Excerpts

Posted by .

From the Introduction by Constance Penley, Celine Parrenas Shimizu, Mireille Miller-Young, and Tristan Taormino:

So to begin, we offer a broad definition of feminist porn, which will be fleshed out, debated, and examined in the pieces that follow. As both an established and emerging genre of pornography, feminist porn uses sexually explicit imagery to contest and complicate dominant representations of gender, sexuality, race, ethnicity, class, ability, age, body type, and other identity markers. It explores concepts of desire, agency, power, beauty, and pleasure at their most confounding and difficult, including pleasure within and across inequality, in the face of injustice, and against the limits of gender hierarchy and both heteronormativity and homonormativity. It seeks to unsettle conventional definitions of sex, and expand the language of sex as an erotic activity, an expression of identity, a power exchange, a cultural commodity, and even a new politics.

Feminist porn creates alternative images and develops its own aesthetics and iconography to expand established sexual norms and discourses. It evolved out of and incorporates elements from the genres of “porn for women,” “couples porn,” and lesbian porn as well as feminist photography, performance art, and experimental filmmaking. It does not assume a singular female viewer, but acknowledges multiple female (and other) viewers with many different preferences. Feminist porn makers emphasize the importance of their labor practices in production and their treatment of performers/sex workers; in contrast to norms in the mainstream sectors of the adult entertainment industry, they strive to create a fair, safe, ethical, consensual work environment and often create imagery through collaboration with their subjects.
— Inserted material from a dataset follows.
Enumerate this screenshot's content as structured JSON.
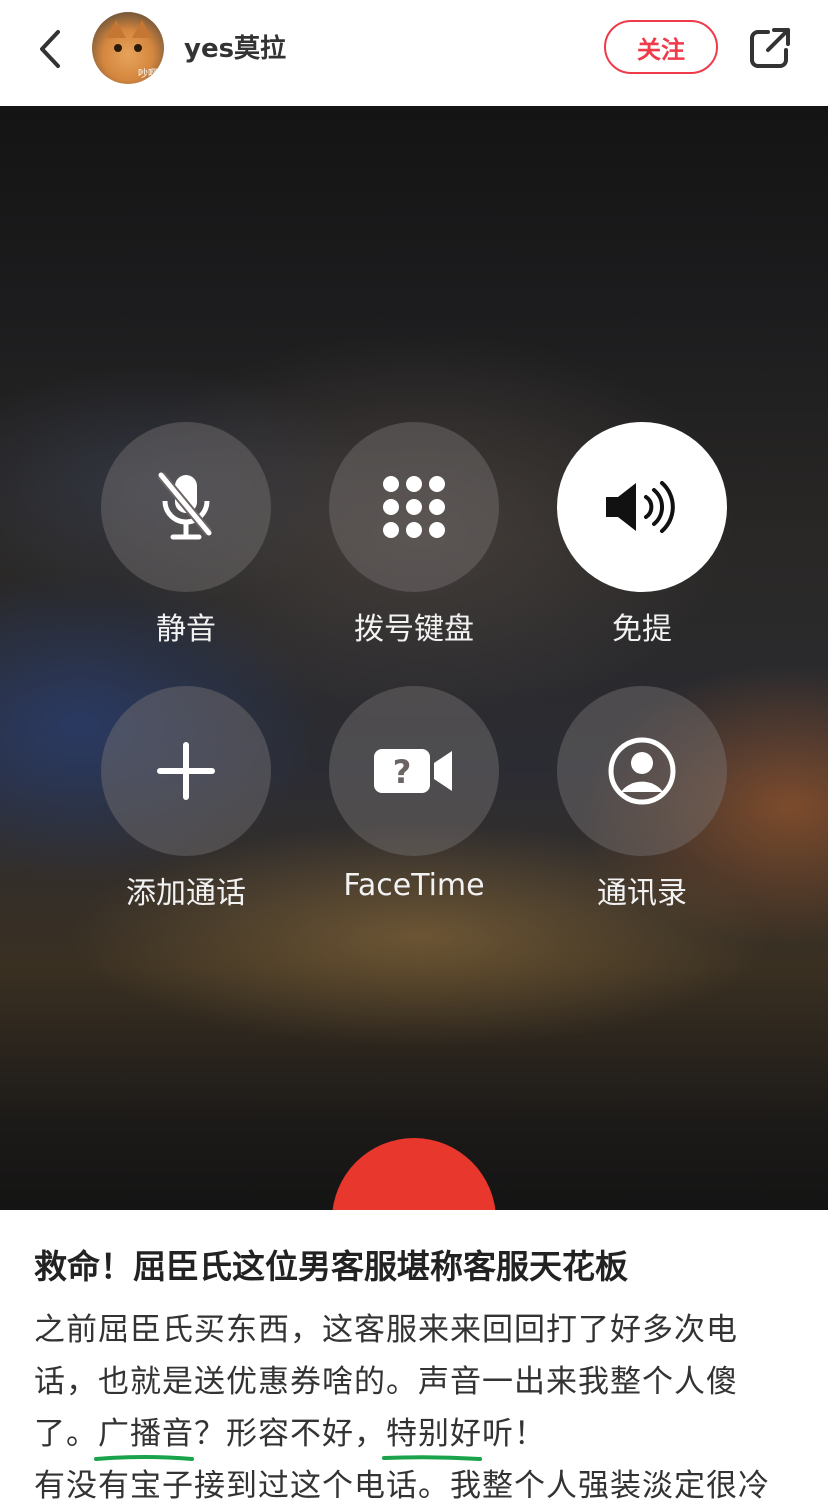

Ultimately, feminist porn considers sexual representation—and its production—a site for resistance, intervention, and change.